▸ Description of the task
Please set down, word for word, each line from the one containing "Decode this image" through the final line of the records below, both included, and nothing else.

▸ Data for this task
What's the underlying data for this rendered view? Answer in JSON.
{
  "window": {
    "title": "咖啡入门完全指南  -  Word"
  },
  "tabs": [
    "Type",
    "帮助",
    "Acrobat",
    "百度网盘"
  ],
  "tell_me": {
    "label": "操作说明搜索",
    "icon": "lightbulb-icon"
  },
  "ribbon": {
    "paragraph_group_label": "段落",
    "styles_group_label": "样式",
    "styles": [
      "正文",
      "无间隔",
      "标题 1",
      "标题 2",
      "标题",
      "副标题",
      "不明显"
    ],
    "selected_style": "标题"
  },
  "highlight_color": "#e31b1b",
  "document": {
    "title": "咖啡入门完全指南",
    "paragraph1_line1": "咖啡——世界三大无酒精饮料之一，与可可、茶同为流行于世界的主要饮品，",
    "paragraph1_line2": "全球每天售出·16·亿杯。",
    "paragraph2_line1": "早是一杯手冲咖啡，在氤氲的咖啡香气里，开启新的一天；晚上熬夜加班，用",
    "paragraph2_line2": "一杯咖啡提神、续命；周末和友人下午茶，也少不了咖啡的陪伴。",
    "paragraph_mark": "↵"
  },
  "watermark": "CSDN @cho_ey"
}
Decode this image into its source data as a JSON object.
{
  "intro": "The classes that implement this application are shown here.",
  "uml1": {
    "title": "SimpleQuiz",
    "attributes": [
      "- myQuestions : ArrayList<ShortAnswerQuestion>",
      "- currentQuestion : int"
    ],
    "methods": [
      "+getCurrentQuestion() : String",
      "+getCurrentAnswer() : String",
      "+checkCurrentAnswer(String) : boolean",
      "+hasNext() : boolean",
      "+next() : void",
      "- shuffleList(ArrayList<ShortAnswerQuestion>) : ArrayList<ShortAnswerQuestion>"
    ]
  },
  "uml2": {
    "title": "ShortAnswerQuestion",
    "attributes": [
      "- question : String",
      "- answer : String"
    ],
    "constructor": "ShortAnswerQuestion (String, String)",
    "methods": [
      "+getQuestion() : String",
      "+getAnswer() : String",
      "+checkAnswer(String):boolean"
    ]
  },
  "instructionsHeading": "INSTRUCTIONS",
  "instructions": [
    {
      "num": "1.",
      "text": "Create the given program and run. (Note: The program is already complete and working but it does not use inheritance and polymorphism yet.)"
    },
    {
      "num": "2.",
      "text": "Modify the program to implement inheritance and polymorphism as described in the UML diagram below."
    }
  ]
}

▸ Your response
Decode this image into its source data as a JSON object.
{
  "intro": "The classes that implement this application are shown here.",
  "uml1": {
    "title": "SimpleQuiz",
    "attributes": [
      "- myQuestions : ArrayList<ShortAnswerQuestion>",
      "- currentQuestion : int"
    ],
    "methods": [
      "+getCurrentQuestion() : String",
      "+getCurrentAnswer() : String",
      "+checkCurrentAnswer(String) : boolean",
      "+hasNext() : boolean",
      "+next() : void",
      "- shuffleList(ArrayList<ShortAnswerQuestion>) : ArrayList<ShortAnswerQuestion>"
    ]
  },
  "uml2": {
    "title": "ShortAnswerQuestion",
    "attributes": [
      "- question : String",
      "- answer : String"
    ],
    "constructor": "ShortAnswerQuestion (String, String)",
    "methods": [
      "+getQuestion() : String",
      "+getAnswer() : String",
      "+checkAnswer(String):boolean"
    ]
  },
  "instructionsHeading": "INSTRUCTIONS",
  "instructions": [
    {
      "num": "1.",
      "text": "Create the given program and run. (Note: The program is already complete and working but it does not use inheritance and polymorphism yet.)"
    },
    {
      "num": "2.",
      "text": "Modify the program to implement inheritance and polymorphism as described in the UML diagram below."
    }
  ]
}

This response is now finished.